A Road Map for Success
No one launches a business intending to fail.
Sadly, however, many businesses do go under — 20% in their first year, 50% by their fifth, according to the U.S. Small Business Administration. And, it’s not always a matter of money. In many instances, businesses fail because short-sighted owners neglected to plan ahead.
As you work through all the details of just getting your new business off the ground, you may forget to look forward. So here’s a reminder: Now, while you’re still in the early stages of small business ownership, give some serious thought to your company’s future growth. Ask yourself: Where do I see my business a year from now? In five years? In 10 years? What steps will I take to get there?
Commit your answers to paper and add notes to them periodically.
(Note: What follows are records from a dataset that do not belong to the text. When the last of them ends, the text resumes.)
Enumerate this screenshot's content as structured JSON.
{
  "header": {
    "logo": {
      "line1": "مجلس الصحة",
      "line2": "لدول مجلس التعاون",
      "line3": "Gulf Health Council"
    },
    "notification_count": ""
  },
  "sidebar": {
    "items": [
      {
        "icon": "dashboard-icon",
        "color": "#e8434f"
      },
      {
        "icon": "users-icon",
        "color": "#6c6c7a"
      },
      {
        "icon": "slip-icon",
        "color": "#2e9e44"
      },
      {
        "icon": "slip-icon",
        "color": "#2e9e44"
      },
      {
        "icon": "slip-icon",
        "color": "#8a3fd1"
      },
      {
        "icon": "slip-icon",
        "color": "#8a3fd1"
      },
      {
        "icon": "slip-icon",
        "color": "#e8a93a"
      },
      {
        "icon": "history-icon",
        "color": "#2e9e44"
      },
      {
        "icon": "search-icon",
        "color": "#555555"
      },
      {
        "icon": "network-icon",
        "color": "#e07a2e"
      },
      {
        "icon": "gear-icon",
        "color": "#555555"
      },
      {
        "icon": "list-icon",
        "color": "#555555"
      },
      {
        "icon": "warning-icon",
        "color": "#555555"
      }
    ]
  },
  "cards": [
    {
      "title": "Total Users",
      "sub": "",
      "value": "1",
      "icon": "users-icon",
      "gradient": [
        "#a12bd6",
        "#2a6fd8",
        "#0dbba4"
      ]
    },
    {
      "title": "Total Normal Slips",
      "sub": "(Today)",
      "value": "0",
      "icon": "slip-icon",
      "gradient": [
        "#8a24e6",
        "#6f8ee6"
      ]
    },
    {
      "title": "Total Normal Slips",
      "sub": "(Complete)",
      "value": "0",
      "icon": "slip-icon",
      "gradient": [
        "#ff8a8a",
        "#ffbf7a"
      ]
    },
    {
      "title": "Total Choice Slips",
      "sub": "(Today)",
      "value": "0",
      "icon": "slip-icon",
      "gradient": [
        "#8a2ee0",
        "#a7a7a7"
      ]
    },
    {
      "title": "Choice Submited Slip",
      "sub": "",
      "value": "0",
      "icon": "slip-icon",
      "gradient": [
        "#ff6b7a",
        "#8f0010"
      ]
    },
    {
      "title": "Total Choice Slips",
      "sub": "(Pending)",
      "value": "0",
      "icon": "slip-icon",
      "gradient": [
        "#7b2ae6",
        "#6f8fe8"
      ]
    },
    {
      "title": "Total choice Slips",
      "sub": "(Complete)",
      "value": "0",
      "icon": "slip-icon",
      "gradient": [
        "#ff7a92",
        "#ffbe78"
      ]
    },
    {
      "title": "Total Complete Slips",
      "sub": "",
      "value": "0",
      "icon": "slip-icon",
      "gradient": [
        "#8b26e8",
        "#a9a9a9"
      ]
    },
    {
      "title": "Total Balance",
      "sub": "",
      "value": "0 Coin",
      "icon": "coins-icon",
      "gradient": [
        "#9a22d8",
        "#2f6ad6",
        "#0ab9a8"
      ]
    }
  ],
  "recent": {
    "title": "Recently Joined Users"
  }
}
Then, when you are seriously ready to expand, you’ll have a blueprint to follow. The sooner you begin asking — and answering — these questions, the greater the odds your business won’t be among the 50% that do not survive beyond five years. Make planning your company’s future growth a priority now. It’s never too early to start.
Plan to expand … before you absolutely have to.
Don’t wait until you’re running out of room or resources to think about growing your business. As soon as the dust settles on your grand opening, follow these five steps to begin laying the foundation for future expansion:
- Revisit your business plan periodically. Look carefully at the business plan you opened with. What do you know now you didn’t know then? What new goals/plans come to mind as a result? Have you realized your expectations and if not, why not? Which supporting documents need to be updated?
- Fine tune your operations. Is your business operating at peak efficiency? Do you have the necessary tools/space to meet current and future needs? If not, what do you need and how will you pay for it?
- Rate your team. Have you prepared written job descriptions for all positions? Do you have the right people in place? How effective are your training programs? Do you have a plan for attracting/hiring new personnel?
- Enlarge your market. Are you reaching all possible markets for your product or service? Is your marketing budget adequate and are your promotional strategies working? If not, what adjustments will you make?
- Assess your financial fitness. Have you reached your break-even point? What’s your cash flow situation? Can you afford to expand? If not, what measures will you take to make future expansion financially possible?
Tomahawk Robotics, Melbourne
Kinesis is a software suite that enables management of robot systems regardless of underlying hardware. Simply stated, it makes robots easy and safe to use as well as more effective for workers doing dull, dirty and dangerous jobs. But at Tomahawk Robotics, a firm co-owned by veterans Brad Truesdell and Matt Summer where Kinesis is available, there’s a problem: finding and hiring the right type of talent. So Tomahawk gives its employees a stake in the company and a reason to work past 5 p.m. Says Truesdell, “We’re open and thoughtful and appreciate everyone’s insight and opinions. And we’ve made it a point to hire veterans. Currently a third of our full-time team members are veterans. We’re proud of that.”